    The idea for this work was prompted by a poem - Hymn Before Sunrise - which describes the majesty of a mountain in darkness, the sounds of a nearby waterfall and so on. Nothing came of the exposure to these pictures except for general thoughts about the dawn of day and a series of movements expressing a personal response to the wonder of creation in an imaginary moment in time. The movement titles, which were added later, are intended to underline a prevailing sense of worship, wonder and exaltation. The music is pure, not pictoral, though listeners may conjure their own images. An actual hymn - Tallis' Cannon - is incorporated. There are five movements: 1. Thanksgiving: A short prelude in two parts. First a brief passage of 'dawn music' before things become more vigorous: fanfare-like music ushers in the trombone section's presentation of the Tallis tune. A broad band version concludes the movement. 2. De Profundis: A slow movement shot through with anxious questionings featuring flugel and trombone. The mood lightens a little in the centre where the soprano cornet is featured and the movement ends serenely. 3. Celebration is characterised by rhythmic drive, this is buoyant with plenty of incident pointed up by the percussion. 4. Invocation: Melodic in nature and sober in mood, the first section is a series of short solos mingled with chorale-like statements. Central to the movement is a chorale-prelude style presentation of the Tallis tune. The third section reintroduces the earlier solo music by the full ensemble. Dissolving, the music enters the last movement without a break. 5. Paean: Marked allegro con spirito there is, quite rightly, a fair amount of fun in the rejoicing. Snatches of Tallis are heard, then comes a gentle passage with a cornet solo leading to fanfare music and recapitulation. Two recitatives are succeeded by a coda which brings the work to a sonorous and exultant conclusion.

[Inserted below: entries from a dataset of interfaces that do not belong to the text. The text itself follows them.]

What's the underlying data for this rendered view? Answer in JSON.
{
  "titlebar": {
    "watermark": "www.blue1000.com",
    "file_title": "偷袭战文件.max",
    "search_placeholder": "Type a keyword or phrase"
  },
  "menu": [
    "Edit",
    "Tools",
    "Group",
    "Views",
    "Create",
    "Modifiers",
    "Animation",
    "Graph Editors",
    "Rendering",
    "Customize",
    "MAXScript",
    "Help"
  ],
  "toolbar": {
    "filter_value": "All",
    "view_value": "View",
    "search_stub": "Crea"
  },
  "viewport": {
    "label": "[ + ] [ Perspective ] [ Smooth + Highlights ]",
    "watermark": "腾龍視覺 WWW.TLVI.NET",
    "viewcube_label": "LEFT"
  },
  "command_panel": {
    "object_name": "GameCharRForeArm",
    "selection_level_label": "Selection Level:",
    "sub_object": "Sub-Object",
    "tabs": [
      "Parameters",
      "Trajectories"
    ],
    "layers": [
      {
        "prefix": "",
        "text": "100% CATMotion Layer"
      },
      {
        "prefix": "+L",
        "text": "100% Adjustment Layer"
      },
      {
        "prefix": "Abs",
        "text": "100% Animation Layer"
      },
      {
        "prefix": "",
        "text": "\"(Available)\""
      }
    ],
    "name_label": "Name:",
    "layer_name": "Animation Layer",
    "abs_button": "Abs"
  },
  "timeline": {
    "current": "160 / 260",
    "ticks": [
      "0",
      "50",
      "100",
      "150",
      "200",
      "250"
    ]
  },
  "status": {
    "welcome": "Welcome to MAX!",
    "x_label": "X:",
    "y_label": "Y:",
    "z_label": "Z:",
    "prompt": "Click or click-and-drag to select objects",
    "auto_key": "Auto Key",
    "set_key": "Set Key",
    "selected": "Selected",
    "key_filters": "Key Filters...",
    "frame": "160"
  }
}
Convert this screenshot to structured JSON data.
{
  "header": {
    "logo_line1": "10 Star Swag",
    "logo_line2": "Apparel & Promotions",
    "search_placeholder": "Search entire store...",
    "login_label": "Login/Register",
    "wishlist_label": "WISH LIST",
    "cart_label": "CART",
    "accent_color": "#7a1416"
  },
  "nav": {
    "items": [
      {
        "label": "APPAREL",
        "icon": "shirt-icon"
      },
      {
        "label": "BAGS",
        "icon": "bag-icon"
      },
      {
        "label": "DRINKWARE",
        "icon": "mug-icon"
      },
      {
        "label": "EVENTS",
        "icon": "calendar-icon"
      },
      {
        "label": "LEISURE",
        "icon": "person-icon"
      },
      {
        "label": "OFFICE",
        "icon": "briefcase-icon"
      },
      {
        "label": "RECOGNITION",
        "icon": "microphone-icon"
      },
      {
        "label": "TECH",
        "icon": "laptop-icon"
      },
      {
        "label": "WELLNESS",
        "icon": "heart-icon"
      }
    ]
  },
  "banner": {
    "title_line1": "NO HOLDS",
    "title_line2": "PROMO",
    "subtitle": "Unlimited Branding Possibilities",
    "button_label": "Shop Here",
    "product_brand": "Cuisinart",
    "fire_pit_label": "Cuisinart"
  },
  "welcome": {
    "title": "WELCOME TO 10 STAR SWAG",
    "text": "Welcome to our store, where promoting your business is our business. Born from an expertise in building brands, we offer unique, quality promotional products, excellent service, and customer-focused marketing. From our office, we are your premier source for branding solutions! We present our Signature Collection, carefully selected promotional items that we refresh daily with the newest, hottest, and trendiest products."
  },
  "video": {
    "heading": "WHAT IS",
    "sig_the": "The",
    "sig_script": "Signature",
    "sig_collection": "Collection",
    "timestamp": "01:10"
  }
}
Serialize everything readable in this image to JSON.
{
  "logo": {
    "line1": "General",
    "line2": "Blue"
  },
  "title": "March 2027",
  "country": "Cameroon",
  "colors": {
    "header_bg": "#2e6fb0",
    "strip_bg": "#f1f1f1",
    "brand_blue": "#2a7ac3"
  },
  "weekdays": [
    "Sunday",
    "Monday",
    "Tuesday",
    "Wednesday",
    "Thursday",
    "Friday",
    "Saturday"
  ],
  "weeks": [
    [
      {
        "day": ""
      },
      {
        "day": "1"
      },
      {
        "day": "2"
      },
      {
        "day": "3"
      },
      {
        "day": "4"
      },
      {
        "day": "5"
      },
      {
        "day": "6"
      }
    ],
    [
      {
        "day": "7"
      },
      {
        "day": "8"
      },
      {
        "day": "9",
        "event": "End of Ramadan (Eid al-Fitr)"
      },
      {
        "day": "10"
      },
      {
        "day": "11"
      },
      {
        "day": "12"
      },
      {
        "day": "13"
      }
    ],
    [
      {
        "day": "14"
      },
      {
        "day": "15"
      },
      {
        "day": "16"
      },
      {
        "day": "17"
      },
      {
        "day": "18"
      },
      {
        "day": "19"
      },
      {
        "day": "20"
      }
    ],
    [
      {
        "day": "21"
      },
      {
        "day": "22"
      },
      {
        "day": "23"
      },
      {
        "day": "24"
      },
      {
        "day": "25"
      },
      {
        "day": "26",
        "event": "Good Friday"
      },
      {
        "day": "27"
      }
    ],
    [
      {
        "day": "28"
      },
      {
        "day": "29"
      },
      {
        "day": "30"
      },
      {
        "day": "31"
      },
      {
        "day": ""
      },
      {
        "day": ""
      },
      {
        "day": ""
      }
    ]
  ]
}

    Estimated delivery 7-10 days
  • £70.00

    General Series April 2016 - Numbers 2054-2057

    No. 2154 Cornet Solo - The victory cry! (Andrew Blyth)This solo features the popular song by Stuart Townend and Keith Getty entitled 'Power of the Cross', along with an original song by the composer, 'The Cross of hope'. It was originally written at the request of Staff Bandsman Gerry Todd and the Melbourne Staff Band.No.2155 Mission Force (Stephen Bulla)This is programmatic music, portraying the determination and forward vision of the modern church's mission. It includes two well-known hymns, 'Trentham' (T.B.159) and 'Slane' (T.B.831), using their words as metaphors that describe this quest into a spiritual future.No.2156 Prelude on 'Lavenham' (Geoffrey Nobes)An arrangement of a hymn, written by the composer with words by Reverend Nick Fawcett. The three statements of the melody correspond to three verses of the hymn and seek to reflect their meaning.No. 2157 On we march (Kevin Larsson)This piece was written for the Pasadena Tabernacle Band for their 120th anniversary. It includes a number of tunes closely connected with the Corps including 'Everything's coming up roses' from Gypsy, a song closely associated with the Rose Parade, and 'Hooray for Hollywood' as the Corps was previously called Hollywood Tabernacle. Continuing on the Rose Parade theme, 'On we march' (T.B.788) and the well-known hymn tune, 'Rachie' (T.B.190), are also featured.

    Estimated delivery 12-14 days